## Goal of the exercise
Scan the data below for lines holding the word "about", and copy each line found.

## Input for this task
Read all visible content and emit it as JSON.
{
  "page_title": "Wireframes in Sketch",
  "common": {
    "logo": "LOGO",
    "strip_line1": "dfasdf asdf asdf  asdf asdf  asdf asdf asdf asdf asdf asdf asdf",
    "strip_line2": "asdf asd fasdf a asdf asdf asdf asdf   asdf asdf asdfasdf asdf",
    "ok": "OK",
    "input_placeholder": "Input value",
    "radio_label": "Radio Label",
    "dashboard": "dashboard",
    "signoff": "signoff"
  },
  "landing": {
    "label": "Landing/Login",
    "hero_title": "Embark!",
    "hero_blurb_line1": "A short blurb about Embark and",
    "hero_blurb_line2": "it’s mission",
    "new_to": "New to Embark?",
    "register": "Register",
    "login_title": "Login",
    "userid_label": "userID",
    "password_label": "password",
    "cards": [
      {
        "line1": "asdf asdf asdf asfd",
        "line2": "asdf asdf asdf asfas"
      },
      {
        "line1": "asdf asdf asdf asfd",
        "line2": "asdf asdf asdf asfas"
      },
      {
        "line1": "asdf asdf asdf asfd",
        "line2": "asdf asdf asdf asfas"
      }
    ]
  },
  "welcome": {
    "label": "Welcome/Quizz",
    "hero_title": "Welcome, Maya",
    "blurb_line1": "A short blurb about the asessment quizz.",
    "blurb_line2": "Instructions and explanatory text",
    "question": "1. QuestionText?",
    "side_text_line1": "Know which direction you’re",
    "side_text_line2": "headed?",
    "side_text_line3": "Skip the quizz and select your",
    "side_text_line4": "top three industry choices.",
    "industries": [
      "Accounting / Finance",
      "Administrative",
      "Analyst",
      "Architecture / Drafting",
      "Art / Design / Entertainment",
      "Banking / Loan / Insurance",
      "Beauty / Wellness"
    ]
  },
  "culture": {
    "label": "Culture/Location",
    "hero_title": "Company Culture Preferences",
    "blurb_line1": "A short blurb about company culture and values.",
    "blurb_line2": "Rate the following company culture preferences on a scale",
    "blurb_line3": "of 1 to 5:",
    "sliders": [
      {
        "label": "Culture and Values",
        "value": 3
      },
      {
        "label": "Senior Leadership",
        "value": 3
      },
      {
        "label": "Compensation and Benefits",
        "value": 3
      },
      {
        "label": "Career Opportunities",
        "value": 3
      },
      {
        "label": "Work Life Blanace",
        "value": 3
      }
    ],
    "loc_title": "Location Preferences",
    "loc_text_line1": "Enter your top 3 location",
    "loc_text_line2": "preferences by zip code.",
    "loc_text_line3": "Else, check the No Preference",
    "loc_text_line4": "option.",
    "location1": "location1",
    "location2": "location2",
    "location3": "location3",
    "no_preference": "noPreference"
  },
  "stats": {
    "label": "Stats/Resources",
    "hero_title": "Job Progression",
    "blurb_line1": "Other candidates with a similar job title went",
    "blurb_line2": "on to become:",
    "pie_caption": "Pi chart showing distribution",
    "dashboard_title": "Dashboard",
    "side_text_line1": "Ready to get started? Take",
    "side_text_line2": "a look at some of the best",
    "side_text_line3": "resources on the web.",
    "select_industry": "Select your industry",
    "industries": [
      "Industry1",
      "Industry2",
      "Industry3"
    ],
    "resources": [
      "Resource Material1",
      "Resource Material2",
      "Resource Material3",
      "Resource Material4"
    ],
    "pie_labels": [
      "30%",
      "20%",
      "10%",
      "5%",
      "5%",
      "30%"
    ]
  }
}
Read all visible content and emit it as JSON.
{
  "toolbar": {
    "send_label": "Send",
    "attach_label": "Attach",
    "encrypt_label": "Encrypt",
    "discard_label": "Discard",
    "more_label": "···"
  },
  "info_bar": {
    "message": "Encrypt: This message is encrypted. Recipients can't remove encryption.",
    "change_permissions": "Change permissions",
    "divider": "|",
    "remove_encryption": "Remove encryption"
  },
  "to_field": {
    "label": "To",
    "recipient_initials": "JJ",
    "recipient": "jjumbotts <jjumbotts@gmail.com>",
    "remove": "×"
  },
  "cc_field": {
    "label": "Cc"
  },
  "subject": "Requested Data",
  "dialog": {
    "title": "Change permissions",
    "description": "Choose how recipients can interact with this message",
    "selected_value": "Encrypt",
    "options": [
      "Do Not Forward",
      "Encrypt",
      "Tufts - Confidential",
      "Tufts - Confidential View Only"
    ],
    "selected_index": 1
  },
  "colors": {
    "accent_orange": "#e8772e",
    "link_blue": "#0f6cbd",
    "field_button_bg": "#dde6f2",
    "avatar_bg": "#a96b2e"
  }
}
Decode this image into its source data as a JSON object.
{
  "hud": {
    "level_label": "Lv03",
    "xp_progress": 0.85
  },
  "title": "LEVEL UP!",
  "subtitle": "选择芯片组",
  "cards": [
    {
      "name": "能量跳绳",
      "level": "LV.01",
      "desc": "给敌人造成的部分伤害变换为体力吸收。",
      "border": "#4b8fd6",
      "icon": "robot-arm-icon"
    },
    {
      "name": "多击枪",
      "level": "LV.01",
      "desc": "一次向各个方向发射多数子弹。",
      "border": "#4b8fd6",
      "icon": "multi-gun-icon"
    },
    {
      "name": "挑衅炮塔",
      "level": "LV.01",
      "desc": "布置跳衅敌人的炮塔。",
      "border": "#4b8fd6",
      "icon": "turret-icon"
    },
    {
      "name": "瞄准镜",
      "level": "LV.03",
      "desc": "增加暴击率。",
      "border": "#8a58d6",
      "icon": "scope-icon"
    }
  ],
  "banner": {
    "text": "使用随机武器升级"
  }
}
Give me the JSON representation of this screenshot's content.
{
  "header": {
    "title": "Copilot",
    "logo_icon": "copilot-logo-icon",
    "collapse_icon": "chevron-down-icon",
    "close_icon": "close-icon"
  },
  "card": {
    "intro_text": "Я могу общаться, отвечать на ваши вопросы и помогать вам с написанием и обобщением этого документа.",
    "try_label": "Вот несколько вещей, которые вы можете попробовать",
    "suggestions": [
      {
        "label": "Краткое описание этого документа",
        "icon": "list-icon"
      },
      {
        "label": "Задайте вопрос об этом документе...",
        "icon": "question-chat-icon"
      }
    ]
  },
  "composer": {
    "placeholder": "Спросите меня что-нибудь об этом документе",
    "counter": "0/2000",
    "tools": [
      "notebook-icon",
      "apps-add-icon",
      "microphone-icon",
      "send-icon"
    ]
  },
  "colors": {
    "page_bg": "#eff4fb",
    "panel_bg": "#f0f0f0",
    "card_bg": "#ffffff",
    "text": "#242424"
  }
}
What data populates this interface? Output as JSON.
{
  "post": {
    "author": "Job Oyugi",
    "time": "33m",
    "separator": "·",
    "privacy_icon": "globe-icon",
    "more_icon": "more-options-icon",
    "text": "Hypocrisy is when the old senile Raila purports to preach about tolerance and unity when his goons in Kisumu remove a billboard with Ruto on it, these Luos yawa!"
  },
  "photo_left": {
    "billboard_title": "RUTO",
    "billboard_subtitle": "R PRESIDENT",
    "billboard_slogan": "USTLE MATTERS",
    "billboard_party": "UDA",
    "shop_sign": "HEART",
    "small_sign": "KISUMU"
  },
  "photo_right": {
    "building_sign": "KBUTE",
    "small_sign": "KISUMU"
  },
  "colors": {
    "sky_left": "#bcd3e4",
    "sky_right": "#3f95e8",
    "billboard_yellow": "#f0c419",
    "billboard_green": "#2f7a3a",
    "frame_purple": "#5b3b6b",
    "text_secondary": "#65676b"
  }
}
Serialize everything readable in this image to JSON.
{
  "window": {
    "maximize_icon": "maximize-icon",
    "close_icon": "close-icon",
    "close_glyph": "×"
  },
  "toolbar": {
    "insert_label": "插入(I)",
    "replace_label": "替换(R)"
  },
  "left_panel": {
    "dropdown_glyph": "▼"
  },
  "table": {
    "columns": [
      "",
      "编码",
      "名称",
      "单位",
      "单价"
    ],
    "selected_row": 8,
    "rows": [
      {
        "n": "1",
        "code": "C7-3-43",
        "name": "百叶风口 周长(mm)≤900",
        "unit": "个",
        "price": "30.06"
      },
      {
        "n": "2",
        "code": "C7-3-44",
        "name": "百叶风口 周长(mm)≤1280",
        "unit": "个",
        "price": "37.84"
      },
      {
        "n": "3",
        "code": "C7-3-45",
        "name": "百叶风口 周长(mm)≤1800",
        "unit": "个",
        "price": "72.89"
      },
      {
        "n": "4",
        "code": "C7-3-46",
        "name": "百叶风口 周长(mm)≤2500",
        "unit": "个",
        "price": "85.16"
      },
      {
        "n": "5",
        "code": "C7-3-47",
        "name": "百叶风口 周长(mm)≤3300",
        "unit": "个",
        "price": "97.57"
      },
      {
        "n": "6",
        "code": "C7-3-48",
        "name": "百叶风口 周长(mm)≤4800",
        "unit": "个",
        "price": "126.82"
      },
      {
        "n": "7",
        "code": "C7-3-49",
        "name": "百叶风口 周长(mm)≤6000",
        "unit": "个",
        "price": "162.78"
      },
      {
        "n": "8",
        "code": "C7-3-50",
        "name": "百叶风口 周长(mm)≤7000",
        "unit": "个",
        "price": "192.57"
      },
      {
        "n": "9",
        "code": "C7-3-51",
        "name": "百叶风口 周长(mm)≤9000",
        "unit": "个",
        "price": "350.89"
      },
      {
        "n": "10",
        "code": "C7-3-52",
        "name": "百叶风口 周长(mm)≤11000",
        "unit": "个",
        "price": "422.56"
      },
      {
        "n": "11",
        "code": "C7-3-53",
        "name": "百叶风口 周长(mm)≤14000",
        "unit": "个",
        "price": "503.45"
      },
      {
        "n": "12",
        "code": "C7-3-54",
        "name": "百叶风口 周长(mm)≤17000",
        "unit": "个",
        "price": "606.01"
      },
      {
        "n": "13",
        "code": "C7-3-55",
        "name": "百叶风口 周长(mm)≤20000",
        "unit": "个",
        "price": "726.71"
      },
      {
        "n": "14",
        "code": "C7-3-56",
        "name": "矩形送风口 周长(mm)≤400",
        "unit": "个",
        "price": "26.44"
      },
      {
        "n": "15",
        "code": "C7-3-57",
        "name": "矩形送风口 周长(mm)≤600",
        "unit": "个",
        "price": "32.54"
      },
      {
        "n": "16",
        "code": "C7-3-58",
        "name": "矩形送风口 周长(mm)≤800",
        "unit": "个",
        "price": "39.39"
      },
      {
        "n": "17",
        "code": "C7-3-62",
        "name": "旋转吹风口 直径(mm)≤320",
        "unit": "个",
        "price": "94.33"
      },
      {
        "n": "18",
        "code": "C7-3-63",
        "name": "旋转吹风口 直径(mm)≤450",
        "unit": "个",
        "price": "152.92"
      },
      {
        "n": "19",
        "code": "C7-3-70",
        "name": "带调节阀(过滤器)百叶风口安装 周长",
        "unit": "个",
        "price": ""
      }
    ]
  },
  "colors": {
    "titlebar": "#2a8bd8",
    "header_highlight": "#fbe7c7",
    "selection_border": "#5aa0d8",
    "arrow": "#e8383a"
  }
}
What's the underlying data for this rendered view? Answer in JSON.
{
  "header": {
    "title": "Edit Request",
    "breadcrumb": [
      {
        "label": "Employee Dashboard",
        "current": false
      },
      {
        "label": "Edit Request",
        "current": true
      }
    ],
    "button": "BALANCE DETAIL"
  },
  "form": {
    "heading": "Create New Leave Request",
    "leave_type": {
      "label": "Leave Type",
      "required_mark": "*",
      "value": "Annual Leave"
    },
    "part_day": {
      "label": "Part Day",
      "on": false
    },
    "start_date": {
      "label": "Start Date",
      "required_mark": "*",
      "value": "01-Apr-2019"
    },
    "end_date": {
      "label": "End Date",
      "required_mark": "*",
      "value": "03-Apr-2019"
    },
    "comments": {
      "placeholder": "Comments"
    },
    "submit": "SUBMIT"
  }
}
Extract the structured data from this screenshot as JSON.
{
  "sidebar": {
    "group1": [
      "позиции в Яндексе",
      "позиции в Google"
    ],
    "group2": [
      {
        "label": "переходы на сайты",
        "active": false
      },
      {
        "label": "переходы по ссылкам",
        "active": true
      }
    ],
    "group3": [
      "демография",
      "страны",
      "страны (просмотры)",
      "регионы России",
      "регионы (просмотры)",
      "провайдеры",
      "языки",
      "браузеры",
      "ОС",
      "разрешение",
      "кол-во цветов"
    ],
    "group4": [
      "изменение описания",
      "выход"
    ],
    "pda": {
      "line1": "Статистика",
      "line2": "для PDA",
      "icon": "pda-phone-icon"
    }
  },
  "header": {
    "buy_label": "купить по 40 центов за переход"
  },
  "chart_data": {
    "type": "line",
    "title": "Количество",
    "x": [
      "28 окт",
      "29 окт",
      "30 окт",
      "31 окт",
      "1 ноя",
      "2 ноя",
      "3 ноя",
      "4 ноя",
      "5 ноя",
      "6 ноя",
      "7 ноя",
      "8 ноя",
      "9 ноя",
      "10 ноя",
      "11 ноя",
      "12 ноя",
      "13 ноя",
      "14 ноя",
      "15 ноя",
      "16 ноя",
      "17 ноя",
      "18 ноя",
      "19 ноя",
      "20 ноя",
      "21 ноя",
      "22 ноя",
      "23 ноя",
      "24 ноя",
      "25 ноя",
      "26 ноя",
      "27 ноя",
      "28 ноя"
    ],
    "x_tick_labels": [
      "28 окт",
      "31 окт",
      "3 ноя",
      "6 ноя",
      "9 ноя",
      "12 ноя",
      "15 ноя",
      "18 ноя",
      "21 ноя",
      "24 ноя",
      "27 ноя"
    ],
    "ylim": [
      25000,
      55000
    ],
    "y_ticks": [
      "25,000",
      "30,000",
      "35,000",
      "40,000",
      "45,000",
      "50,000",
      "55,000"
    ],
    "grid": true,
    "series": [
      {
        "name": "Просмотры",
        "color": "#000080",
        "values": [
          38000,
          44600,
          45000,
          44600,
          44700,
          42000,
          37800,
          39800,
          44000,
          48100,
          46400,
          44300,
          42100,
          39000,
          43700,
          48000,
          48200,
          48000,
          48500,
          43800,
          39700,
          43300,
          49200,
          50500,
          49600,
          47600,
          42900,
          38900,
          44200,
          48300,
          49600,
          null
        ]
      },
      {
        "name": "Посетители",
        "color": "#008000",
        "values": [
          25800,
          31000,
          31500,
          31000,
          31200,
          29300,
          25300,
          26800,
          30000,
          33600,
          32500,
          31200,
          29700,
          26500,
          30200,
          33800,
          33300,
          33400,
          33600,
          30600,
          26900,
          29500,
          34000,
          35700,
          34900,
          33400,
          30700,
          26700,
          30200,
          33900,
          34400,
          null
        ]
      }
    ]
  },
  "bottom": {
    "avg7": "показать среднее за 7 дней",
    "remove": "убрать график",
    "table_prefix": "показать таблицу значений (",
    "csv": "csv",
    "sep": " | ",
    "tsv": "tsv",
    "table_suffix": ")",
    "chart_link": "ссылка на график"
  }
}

## Solution to this exercise
    "hero_blurb_line1": "A short blurb about Embark and",
    "blurb_line1": "A short blurb about the asessment quizz.",
    "blurb_line1": "A short blurb about company culture and values.",
    "text": "Hypocrisy is when the old senile Raila purports to preach about tolerance and unity when his goons in Kisumu remove a billboard with Ruto on it, these Luos yawa!"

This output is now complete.